Financial Times subscribers deserve more analysis and reflection from the paper’s lead commentator than another sterile discussion about the level of the S&P . Today Lex states that the S&P is too high. “valuations look toppy indeed”.
The column supports this view with references to the current S&P constituents average percentage profit levels, which at about 35% are high compared with the 29% historic average since 1947.
But it is glaringly obvious that as all the major stock markets have moved up and down in unison, an analysis of the ‘value’ level of a particular market by reference to its domestic history is inadequate
Whatever is driving the S&P is the same as that driving the SMI, FTSE, DAX etc – see the chart below.
The markets cannot be explained in terms value variables because the world markets are driven by something else.
What drives all markets together? Try, credit, price of credit, availability of credit, liquidity.

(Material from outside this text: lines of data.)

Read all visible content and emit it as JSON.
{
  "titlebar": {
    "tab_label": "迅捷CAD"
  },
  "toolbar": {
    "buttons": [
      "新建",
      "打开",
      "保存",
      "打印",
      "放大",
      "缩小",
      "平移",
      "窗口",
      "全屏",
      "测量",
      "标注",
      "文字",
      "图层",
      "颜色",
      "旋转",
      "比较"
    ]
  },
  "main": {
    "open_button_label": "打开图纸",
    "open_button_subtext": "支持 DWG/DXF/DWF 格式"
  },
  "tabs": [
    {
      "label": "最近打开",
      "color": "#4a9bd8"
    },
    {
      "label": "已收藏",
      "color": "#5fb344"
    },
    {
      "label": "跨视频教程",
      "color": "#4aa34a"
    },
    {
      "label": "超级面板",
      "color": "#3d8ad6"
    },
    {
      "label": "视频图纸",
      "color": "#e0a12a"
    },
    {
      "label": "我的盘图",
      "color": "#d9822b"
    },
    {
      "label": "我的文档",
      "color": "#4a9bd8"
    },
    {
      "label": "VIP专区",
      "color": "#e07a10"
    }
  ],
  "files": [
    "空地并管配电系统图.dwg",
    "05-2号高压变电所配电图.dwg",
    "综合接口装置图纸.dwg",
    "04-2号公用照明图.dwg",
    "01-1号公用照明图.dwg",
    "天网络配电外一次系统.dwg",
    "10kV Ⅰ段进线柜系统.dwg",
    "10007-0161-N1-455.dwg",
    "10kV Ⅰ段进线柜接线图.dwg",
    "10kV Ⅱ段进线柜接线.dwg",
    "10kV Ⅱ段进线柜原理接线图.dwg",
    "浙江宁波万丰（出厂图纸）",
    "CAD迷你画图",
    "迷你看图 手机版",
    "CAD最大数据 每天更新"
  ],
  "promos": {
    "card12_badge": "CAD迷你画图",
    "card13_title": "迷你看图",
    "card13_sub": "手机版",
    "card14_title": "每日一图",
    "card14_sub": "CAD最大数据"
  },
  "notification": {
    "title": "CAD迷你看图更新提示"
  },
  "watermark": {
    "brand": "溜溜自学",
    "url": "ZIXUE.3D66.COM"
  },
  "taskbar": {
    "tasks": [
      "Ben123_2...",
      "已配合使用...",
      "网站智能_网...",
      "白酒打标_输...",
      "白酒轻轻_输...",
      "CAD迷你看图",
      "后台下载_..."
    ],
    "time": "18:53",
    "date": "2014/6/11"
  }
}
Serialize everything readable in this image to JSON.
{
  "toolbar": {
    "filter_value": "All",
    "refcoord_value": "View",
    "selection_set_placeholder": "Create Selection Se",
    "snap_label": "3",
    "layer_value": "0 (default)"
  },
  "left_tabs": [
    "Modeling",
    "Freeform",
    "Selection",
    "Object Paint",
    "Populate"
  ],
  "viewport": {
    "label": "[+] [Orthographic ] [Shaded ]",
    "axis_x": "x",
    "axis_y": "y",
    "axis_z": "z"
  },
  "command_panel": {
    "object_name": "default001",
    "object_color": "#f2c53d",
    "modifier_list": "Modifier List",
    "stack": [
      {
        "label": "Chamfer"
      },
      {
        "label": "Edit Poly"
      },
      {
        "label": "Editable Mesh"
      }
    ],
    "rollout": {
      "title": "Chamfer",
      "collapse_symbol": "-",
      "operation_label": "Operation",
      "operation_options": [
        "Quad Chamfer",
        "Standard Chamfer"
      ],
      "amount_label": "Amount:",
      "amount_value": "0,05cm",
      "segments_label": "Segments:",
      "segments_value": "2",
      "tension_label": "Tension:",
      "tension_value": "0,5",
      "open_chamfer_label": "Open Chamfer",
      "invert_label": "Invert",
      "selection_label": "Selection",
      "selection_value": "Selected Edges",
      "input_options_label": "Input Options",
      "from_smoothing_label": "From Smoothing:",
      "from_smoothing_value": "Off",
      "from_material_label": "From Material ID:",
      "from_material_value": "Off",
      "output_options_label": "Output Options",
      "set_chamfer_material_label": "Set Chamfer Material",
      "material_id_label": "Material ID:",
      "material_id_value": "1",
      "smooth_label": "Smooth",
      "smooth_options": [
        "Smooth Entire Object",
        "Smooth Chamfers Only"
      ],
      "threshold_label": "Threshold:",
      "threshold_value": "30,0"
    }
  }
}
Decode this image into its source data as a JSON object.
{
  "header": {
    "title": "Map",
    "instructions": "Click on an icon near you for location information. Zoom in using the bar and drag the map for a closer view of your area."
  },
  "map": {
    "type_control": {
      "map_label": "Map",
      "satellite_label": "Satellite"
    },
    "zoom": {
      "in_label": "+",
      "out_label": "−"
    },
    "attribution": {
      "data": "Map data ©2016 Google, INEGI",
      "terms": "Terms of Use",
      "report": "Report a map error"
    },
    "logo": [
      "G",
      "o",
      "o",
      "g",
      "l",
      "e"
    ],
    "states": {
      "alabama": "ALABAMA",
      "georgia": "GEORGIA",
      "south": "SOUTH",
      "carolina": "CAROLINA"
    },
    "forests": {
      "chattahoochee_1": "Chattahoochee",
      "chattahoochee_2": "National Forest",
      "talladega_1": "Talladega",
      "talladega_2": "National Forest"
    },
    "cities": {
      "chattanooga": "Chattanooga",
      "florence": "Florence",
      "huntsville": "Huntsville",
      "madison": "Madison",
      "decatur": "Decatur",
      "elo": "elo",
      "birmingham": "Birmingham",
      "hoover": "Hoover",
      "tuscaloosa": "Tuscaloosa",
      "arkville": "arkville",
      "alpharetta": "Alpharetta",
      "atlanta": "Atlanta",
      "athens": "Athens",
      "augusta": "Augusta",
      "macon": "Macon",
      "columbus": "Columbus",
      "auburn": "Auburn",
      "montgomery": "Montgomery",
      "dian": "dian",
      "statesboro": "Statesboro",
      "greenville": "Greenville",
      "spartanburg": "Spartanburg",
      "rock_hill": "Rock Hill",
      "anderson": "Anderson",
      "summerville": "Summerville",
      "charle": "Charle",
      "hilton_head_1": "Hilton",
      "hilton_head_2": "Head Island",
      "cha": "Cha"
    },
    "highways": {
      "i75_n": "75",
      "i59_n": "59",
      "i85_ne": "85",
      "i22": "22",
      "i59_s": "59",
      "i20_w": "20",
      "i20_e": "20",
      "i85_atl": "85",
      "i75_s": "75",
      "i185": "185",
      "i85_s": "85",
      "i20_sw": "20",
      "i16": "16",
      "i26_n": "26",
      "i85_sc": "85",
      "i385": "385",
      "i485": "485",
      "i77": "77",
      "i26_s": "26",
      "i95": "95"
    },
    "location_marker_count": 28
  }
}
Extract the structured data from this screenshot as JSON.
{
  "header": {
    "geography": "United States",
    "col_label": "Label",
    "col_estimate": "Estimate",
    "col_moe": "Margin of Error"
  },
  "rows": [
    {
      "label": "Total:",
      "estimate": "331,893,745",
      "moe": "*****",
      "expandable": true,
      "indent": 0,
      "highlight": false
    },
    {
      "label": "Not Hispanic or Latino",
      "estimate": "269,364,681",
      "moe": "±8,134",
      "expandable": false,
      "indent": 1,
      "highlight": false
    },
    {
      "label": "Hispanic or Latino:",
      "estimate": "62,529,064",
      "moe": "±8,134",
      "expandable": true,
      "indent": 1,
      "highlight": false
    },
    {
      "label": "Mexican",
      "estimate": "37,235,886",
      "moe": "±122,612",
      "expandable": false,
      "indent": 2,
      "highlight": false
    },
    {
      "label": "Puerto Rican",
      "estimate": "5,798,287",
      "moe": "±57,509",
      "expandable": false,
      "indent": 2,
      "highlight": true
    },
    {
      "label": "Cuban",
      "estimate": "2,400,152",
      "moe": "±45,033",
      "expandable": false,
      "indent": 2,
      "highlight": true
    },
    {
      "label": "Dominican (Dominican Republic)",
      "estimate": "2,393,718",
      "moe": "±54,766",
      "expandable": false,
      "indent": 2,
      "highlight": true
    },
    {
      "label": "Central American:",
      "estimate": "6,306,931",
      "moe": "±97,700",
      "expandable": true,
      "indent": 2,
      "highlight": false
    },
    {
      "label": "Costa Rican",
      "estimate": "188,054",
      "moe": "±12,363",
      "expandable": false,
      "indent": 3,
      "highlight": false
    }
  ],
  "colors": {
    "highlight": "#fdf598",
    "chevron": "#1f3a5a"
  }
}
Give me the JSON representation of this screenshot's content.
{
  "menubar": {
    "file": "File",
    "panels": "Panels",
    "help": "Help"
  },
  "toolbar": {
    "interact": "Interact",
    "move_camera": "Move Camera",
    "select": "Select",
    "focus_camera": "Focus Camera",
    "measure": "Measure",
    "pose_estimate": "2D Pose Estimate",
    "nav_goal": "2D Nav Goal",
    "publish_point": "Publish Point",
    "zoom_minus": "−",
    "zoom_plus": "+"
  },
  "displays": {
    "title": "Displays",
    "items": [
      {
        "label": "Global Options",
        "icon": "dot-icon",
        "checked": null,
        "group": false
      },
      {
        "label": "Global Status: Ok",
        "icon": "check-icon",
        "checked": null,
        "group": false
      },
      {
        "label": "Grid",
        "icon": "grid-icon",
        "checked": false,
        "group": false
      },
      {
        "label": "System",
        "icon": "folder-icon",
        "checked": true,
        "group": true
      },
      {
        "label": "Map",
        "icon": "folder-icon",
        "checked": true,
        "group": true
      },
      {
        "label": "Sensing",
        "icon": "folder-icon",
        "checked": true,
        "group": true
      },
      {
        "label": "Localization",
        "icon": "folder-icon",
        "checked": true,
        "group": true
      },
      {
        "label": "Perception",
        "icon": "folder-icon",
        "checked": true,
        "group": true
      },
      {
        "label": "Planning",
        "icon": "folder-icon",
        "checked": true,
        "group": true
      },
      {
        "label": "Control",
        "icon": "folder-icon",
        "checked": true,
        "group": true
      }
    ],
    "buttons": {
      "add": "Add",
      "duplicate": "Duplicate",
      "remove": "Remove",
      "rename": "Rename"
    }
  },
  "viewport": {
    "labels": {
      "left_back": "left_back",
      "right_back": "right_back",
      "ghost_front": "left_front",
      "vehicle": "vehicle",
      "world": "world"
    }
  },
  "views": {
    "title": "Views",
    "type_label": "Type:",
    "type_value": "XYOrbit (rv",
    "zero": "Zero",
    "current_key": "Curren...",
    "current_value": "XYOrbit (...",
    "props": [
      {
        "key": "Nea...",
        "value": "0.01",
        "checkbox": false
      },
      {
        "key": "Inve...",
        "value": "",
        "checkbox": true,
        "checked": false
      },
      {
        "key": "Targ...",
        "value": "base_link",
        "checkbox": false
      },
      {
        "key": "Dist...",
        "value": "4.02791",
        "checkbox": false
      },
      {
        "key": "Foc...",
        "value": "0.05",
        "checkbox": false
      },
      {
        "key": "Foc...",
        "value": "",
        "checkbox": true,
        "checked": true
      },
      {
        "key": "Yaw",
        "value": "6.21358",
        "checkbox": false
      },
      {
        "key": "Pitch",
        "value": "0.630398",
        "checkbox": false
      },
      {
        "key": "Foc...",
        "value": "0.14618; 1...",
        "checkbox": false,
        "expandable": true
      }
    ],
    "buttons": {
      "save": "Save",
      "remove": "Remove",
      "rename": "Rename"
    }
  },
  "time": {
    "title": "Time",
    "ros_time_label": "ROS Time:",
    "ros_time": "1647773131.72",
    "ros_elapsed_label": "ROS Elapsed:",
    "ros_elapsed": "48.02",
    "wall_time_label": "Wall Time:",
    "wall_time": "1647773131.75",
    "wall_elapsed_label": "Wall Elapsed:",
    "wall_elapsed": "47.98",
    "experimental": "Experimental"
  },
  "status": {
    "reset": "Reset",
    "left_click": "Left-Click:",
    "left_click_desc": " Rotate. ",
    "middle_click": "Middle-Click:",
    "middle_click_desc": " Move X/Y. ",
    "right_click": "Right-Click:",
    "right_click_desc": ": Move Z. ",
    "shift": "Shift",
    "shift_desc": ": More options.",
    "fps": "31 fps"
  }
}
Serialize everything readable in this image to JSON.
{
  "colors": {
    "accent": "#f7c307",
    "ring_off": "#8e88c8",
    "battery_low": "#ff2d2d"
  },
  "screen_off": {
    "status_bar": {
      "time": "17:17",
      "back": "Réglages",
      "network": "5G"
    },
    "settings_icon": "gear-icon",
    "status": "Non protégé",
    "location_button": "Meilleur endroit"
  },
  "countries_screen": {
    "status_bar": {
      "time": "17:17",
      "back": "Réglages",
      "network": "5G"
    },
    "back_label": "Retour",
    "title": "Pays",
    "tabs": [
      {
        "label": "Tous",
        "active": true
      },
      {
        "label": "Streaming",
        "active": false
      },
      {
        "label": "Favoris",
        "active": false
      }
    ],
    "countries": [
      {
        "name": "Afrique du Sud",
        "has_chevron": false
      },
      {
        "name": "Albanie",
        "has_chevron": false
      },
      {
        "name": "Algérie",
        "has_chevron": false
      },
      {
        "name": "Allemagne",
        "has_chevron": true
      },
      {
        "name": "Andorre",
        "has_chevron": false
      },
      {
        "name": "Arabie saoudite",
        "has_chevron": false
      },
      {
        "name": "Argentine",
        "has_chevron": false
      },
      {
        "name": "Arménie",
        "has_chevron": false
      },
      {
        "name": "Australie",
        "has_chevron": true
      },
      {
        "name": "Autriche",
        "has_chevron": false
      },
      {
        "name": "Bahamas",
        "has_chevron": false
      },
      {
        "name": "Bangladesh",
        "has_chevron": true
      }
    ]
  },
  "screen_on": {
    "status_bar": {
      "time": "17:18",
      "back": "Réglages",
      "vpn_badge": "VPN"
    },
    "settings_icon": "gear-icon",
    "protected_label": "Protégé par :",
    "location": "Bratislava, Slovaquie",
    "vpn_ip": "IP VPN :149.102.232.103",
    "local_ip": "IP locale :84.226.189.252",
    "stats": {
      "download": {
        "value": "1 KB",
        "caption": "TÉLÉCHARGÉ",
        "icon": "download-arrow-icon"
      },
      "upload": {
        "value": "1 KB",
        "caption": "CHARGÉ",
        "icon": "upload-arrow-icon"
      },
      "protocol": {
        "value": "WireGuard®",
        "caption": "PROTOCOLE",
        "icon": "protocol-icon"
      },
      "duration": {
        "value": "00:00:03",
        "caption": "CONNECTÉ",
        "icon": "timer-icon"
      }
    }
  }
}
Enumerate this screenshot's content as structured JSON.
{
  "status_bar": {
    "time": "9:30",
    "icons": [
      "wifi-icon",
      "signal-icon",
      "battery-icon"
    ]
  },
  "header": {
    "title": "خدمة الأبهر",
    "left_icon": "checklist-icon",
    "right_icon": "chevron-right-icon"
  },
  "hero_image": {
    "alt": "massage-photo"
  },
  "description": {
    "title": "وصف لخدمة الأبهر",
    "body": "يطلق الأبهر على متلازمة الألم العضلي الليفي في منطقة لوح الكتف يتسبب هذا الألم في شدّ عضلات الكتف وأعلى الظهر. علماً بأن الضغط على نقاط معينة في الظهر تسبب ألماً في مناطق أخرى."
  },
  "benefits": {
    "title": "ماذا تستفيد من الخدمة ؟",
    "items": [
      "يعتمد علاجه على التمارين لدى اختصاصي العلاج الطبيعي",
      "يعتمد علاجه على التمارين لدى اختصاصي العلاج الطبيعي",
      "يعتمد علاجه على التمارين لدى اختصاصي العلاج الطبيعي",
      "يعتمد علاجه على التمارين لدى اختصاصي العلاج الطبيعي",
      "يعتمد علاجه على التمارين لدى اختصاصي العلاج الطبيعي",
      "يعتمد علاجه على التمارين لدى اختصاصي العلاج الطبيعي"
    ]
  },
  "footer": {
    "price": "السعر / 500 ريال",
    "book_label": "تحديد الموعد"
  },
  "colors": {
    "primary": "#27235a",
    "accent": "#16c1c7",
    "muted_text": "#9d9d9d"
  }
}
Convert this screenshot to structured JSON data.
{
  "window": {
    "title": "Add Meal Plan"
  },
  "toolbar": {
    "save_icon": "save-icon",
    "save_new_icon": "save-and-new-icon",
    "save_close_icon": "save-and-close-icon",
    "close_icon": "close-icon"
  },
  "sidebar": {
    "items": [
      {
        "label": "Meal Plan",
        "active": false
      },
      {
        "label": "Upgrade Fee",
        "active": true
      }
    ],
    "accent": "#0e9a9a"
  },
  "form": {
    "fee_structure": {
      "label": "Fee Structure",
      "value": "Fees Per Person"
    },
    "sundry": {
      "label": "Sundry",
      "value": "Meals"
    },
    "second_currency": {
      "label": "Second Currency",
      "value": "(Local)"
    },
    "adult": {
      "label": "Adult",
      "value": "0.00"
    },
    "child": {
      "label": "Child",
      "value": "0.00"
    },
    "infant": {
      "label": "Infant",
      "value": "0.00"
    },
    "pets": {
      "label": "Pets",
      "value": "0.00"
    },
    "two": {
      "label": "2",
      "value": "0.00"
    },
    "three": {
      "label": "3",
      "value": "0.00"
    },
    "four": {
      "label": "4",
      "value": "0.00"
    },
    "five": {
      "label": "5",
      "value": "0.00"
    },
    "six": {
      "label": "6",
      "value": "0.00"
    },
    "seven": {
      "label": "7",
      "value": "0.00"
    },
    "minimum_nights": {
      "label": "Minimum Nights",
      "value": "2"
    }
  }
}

Capital asset market prices are driven by liquidity, its pointless in pretending any longer that their prices are determined by value.
I award Lex, 70% bun rating for this piece, and 30% meat.